Aim of the task. From the material below, copy each line that holds the word "TICKSIZE".

Given data.
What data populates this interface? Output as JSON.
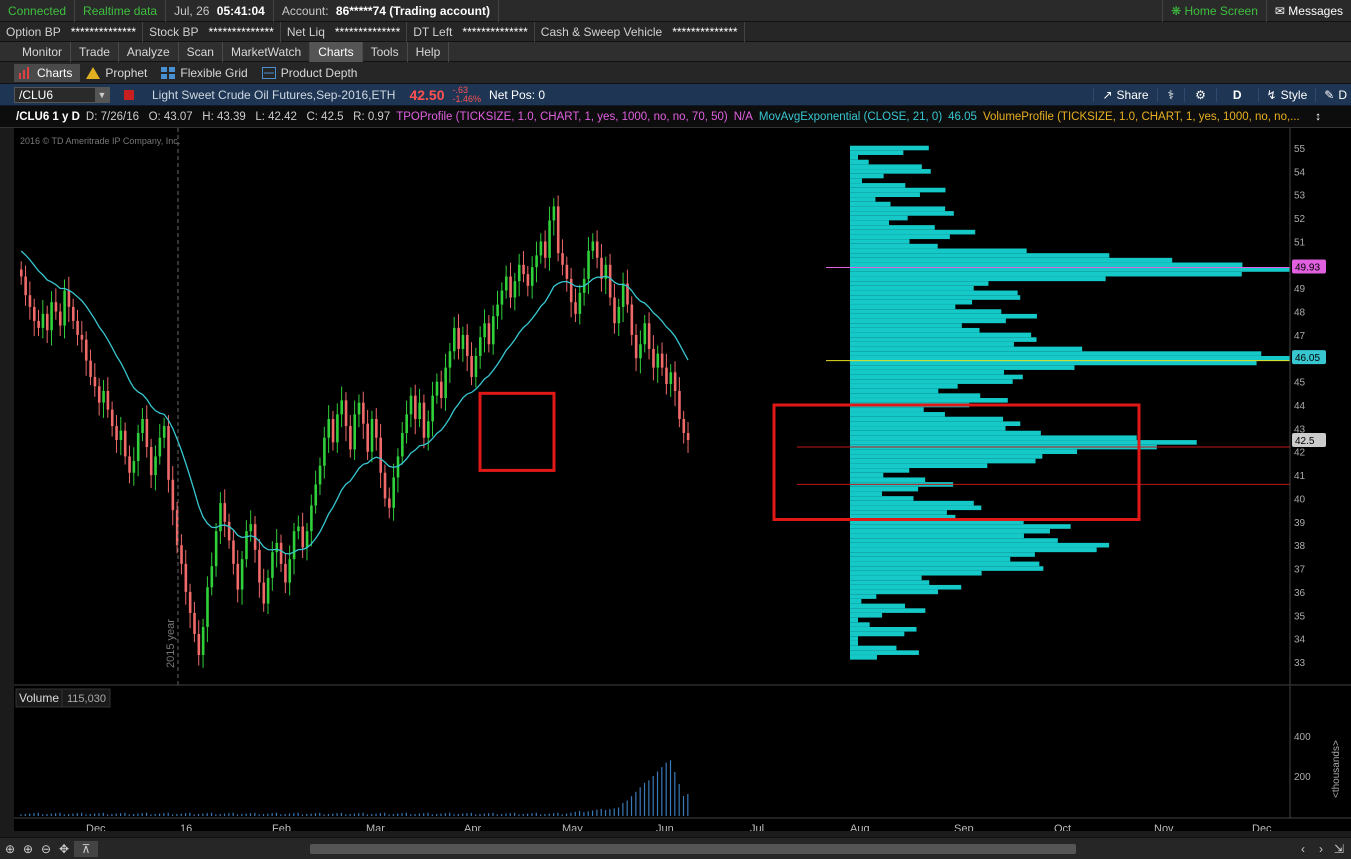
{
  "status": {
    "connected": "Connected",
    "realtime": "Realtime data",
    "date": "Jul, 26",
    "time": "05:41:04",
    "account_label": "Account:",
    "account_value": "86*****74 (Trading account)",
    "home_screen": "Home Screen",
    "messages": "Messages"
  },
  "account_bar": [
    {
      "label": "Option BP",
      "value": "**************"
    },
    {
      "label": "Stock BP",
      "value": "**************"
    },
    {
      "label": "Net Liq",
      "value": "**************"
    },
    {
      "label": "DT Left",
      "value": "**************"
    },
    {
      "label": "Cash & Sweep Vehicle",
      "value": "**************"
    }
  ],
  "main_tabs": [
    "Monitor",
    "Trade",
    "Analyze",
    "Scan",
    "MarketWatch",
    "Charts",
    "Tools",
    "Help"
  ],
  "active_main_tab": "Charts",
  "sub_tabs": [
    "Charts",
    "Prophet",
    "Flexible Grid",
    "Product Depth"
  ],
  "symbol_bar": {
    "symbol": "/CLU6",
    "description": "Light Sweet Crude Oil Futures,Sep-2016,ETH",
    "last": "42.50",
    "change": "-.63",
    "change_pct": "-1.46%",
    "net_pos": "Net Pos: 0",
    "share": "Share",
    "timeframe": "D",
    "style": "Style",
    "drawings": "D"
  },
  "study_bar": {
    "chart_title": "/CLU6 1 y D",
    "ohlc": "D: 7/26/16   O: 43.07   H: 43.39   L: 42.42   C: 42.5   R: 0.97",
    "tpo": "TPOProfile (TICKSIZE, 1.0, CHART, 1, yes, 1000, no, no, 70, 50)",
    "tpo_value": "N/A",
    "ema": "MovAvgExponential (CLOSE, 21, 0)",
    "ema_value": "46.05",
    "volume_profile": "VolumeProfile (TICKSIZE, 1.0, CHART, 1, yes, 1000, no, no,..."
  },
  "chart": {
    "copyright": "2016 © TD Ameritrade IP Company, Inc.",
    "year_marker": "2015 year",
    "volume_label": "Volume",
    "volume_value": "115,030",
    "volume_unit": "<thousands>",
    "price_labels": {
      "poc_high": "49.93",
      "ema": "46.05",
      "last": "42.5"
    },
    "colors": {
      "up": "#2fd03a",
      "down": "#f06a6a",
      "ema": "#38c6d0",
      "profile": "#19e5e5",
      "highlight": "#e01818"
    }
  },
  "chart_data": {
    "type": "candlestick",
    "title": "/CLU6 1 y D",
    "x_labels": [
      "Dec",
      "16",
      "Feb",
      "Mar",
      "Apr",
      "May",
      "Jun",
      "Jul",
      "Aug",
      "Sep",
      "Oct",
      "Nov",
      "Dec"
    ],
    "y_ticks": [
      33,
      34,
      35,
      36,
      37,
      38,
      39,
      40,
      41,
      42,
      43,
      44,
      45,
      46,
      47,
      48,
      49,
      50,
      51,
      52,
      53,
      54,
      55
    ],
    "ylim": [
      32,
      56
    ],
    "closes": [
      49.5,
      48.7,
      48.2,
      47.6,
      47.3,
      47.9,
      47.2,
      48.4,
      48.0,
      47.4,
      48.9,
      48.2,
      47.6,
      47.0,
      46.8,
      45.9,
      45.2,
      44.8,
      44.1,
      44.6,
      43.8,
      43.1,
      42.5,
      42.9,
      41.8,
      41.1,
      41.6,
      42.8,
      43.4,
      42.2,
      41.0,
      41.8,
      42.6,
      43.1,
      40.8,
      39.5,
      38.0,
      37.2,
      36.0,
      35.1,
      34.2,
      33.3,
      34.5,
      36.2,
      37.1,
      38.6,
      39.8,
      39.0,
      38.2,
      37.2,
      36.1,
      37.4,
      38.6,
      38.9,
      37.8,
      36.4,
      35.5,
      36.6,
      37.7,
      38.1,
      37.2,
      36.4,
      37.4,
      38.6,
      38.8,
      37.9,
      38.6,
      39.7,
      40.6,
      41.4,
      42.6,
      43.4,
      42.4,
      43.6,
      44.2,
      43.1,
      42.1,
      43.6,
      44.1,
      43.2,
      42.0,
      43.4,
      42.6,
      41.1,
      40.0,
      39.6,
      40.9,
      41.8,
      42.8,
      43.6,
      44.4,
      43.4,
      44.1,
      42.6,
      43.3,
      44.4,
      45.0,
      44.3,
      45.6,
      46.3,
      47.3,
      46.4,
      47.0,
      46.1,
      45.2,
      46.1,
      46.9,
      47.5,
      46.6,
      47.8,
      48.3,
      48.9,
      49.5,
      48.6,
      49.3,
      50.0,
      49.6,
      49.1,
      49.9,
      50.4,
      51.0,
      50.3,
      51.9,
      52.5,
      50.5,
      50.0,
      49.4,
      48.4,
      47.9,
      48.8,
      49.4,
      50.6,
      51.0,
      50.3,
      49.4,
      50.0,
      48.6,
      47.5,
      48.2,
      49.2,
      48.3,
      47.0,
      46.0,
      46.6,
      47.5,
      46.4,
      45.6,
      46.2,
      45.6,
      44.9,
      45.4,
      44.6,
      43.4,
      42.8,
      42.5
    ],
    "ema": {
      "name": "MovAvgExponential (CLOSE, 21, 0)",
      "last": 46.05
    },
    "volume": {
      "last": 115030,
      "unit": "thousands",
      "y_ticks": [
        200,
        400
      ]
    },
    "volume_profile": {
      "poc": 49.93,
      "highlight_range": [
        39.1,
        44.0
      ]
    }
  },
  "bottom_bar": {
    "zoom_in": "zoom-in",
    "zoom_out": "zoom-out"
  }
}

Written answer.
    "tpo": "TPOProfile (TICKSIZE, 1.0, CHART, 1, yes, 1000, no, no, 70, 50)",
    "volume_profile": "VolumeProfile (TICKSIZE, 1.0, CHART, 1, yes, 1000, no, no,..."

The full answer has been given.